SALEM — A curious scientific trial with potentially profound implications for the world of wireless communication is under way on the roof of the Salem Harbor Garage.
In this unlikely spot on Salem’s historic waterfront, from which trading ships once sailed to the far corners of the globe using only wind power, Verizon Wireless is turning to the wind and sun in the hope of delivering the latest generation of wireless cellular technology to the far and hard-to-reach corners of its own commercial network.
Verizon has teamed up with Wing Power Energy, a Burlington company with a research facility on Canal Street, to erect three small wind turbines on the roof of the garage at the intersection of Derby and Congress streets.
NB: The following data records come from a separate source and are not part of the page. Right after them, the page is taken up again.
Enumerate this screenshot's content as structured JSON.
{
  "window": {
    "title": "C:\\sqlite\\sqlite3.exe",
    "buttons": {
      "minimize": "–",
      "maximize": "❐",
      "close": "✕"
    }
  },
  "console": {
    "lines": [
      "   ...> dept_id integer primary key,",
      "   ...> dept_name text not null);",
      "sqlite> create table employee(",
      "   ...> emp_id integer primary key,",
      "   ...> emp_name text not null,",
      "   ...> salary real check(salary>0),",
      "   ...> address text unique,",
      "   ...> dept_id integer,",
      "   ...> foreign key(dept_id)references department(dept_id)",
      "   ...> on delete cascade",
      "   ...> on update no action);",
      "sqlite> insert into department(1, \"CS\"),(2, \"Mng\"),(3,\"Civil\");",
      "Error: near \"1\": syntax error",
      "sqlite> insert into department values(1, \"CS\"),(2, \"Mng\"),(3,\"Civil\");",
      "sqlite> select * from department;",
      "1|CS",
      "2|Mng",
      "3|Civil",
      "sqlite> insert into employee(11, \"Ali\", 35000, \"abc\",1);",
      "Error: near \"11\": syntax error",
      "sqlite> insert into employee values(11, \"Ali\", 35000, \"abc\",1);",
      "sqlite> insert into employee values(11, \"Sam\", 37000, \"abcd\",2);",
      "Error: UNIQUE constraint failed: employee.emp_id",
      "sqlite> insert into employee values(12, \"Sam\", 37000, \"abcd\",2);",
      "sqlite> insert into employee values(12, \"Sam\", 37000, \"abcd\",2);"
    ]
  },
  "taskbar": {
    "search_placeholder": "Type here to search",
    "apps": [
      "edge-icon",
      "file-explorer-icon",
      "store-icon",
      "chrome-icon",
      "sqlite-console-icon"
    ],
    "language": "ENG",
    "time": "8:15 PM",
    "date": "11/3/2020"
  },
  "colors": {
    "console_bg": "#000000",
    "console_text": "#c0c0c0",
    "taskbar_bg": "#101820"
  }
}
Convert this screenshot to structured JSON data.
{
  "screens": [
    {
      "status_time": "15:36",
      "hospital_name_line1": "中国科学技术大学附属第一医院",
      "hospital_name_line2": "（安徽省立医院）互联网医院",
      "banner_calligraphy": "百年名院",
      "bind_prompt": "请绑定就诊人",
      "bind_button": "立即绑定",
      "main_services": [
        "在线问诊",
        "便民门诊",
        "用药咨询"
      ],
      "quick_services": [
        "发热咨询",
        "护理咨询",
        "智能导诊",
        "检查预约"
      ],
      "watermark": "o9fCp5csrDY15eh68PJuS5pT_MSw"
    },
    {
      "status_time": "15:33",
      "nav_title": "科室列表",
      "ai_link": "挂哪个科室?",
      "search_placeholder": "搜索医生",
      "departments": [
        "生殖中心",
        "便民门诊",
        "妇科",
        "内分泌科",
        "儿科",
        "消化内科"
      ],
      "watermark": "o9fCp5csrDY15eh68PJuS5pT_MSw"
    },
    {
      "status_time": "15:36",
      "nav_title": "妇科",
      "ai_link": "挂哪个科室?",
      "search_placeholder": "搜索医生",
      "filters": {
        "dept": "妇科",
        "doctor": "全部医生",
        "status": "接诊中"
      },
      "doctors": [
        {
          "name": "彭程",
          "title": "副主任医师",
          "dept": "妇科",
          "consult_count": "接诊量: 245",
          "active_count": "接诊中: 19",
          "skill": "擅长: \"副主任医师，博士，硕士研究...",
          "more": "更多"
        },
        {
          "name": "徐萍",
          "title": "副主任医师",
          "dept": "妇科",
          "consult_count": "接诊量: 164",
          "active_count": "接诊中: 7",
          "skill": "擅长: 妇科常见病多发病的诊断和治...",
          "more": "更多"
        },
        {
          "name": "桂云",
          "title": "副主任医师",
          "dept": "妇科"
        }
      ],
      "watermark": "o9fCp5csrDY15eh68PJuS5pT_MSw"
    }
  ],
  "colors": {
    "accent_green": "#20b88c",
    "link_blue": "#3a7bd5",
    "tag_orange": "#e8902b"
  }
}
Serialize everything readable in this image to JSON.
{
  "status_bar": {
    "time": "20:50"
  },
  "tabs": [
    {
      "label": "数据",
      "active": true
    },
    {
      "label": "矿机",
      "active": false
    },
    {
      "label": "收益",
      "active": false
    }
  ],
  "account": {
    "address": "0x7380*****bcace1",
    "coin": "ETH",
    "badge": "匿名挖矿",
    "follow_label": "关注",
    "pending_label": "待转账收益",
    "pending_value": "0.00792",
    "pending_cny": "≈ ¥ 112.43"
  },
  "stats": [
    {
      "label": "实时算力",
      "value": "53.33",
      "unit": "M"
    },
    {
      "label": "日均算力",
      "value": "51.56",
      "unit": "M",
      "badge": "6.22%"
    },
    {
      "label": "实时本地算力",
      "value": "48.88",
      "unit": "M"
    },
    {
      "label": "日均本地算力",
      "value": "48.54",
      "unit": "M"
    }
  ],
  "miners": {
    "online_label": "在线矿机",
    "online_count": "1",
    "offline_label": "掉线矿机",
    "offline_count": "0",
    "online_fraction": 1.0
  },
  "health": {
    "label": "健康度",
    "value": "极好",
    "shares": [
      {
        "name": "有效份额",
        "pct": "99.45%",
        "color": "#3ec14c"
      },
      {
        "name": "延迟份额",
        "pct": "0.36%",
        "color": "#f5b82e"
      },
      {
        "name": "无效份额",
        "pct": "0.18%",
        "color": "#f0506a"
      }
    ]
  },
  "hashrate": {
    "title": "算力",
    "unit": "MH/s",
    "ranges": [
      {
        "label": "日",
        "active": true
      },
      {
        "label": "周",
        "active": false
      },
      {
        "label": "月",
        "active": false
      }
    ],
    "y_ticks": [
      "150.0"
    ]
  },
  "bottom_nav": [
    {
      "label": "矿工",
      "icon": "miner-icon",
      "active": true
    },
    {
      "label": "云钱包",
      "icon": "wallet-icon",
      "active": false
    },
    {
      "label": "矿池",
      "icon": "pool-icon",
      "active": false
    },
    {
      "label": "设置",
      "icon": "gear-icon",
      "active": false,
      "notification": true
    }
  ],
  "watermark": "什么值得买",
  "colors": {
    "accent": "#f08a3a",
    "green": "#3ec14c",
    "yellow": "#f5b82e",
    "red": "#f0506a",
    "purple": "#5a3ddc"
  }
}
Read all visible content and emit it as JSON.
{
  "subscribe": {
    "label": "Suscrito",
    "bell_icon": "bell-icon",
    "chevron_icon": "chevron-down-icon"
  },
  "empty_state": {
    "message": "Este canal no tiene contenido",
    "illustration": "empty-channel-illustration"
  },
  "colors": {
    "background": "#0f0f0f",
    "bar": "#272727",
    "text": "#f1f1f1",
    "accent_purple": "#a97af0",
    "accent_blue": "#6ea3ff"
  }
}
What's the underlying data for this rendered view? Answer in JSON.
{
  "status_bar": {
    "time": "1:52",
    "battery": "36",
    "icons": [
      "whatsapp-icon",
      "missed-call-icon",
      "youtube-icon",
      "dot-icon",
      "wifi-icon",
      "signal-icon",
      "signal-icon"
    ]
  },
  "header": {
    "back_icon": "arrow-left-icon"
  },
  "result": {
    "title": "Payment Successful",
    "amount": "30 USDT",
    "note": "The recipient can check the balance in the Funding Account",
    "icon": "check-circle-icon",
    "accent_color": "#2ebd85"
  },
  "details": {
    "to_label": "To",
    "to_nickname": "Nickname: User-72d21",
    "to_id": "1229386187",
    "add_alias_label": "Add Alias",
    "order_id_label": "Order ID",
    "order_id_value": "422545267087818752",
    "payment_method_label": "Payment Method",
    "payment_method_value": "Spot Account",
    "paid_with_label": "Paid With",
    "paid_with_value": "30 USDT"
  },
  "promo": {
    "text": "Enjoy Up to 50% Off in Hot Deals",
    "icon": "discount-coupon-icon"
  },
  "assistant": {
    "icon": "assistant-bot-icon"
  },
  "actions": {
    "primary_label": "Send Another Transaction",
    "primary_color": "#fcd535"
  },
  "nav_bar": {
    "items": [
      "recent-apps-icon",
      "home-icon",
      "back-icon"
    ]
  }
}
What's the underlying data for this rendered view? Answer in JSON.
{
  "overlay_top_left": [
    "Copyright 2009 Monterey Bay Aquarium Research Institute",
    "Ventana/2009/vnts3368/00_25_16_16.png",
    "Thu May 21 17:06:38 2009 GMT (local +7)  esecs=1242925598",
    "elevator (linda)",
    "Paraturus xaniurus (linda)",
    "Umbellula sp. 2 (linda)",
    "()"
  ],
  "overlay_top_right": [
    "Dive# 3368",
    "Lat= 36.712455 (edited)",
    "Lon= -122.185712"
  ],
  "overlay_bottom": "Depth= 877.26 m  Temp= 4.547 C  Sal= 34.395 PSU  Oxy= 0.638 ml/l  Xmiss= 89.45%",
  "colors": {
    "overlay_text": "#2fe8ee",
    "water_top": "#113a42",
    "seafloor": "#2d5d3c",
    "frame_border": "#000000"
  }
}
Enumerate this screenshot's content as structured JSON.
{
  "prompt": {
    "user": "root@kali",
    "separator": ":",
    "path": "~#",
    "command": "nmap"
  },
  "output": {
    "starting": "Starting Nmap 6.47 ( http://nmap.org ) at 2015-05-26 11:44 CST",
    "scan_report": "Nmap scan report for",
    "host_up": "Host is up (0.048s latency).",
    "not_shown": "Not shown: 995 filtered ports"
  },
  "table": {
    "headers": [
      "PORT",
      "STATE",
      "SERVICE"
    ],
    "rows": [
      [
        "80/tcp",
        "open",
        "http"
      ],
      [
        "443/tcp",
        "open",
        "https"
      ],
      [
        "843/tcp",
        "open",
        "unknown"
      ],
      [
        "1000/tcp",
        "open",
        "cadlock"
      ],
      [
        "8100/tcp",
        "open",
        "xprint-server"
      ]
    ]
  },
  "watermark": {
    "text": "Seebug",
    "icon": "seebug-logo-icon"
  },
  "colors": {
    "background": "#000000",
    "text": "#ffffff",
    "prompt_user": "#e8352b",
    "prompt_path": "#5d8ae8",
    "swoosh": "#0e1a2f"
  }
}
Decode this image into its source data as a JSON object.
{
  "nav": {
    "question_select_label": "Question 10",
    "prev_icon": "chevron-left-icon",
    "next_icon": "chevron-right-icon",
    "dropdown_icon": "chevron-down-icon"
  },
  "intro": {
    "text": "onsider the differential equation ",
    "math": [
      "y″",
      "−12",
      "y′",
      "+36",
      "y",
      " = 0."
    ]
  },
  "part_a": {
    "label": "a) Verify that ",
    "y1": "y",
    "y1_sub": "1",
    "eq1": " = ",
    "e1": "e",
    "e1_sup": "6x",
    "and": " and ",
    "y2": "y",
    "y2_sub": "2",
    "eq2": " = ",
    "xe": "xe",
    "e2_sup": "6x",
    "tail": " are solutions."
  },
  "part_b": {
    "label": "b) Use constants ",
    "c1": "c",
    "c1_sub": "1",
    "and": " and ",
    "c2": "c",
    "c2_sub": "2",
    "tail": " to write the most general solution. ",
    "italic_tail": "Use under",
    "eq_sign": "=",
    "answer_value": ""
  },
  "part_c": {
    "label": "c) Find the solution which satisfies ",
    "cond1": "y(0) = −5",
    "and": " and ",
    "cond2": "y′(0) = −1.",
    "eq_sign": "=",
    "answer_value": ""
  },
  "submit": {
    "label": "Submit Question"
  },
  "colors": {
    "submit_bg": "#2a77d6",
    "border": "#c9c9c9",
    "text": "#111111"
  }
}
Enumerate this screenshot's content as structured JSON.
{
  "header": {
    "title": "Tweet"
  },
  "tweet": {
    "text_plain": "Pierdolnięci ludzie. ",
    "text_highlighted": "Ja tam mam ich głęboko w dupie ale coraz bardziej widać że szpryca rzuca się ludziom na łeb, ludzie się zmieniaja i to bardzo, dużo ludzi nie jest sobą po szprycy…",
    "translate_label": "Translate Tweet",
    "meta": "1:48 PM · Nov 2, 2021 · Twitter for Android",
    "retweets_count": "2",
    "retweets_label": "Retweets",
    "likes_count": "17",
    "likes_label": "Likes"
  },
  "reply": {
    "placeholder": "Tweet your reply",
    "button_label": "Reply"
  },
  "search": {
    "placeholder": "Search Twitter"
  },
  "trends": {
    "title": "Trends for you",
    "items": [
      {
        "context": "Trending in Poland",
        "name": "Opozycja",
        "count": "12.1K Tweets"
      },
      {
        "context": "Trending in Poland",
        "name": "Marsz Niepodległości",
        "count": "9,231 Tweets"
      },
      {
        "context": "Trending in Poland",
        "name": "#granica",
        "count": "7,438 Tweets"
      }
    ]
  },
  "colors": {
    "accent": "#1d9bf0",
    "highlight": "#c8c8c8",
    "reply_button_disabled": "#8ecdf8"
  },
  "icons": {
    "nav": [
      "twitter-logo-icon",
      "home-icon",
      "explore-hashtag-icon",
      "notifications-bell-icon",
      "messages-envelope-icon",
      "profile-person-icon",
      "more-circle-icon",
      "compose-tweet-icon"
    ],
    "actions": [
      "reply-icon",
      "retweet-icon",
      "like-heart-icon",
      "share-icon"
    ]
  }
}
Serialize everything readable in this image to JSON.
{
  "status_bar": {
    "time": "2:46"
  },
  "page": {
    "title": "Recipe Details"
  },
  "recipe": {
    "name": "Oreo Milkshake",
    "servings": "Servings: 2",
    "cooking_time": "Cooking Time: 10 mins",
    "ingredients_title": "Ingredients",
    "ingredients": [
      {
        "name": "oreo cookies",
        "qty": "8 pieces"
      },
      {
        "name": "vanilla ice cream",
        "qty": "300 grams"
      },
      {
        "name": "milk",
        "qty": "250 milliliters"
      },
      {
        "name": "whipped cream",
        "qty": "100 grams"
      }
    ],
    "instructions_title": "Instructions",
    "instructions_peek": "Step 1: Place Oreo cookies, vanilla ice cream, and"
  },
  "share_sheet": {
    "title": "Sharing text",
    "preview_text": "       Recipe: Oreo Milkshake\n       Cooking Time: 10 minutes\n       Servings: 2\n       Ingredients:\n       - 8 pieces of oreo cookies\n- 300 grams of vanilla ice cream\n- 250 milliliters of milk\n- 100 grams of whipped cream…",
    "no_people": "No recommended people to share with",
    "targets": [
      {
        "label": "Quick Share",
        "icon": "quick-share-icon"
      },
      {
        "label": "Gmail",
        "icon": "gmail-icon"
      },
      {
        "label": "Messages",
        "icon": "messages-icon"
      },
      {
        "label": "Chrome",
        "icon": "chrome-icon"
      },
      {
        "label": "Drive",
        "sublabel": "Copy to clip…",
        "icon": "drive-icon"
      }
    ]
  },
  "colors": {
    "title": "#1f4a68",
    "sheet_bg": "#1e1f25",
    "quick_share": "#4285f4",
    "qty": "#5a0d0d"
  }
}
The hybrid turbines have solar panels to collect more energy.
For Verizon, this represents a possible breakthrough — an independent, clean energy source that will allow it to locate cell technology in remote areas not connected to an electrical grid.
“Finding real estate is easy, but finding power is hard ...” said Gagan Puranik, associate director of Verizon Wireless’ Innovation Center in Waltham.
The small turbines could allow Verizon to expand its cell coverage while filling in holes in its high-speed communications network.
“We’re trying to see how we can use this technology to bring 4G LTE to rural markets and also to certain urban markets” with poor cell reception, Puranik said.
Verizon’s trial began this fall and is expected to go several months. It has been going well enough for the two companies to hold a press conference yesterday at the Salem Waterfront Hotel to discuss their collaboration.
“So far, the data has been very promising,” Puranik said.
Mayor Kim Driscoll said the city has been happy to host this “green” experiment in a corner of the garage where no parking spaces had to be sacrificed.
In return, Salem is getting free public Wi-Fi, an electric signboard at street level for community messages or other uses, and security cameras on the garage roof.
“It’s a wonderful opportunity for us to demonstrate what a green community we know Salem is,” Driscoll said.
During her years in the corner office, the mayor has introduced solar-powered trash barrels, LED streetlights and traffic signals, and electric vehicle-charging stations.
She also has pushed for a large wind turbine at Winter Island, but with less success.
For Wing Power, this is a chance to display its “vertical micro wind turbine,” which sells for $15,000 to $20,000. The turbines on the garage roof, which appear to produce little sound, generate up to 3.5 kilowatts, or enough energy to power an average home, a company official said.
Two-year-old Wing Power, however, is marketing the turbines to retail stores and businesses.
Tom Dalton can be reached at firstname.lastname@example.org.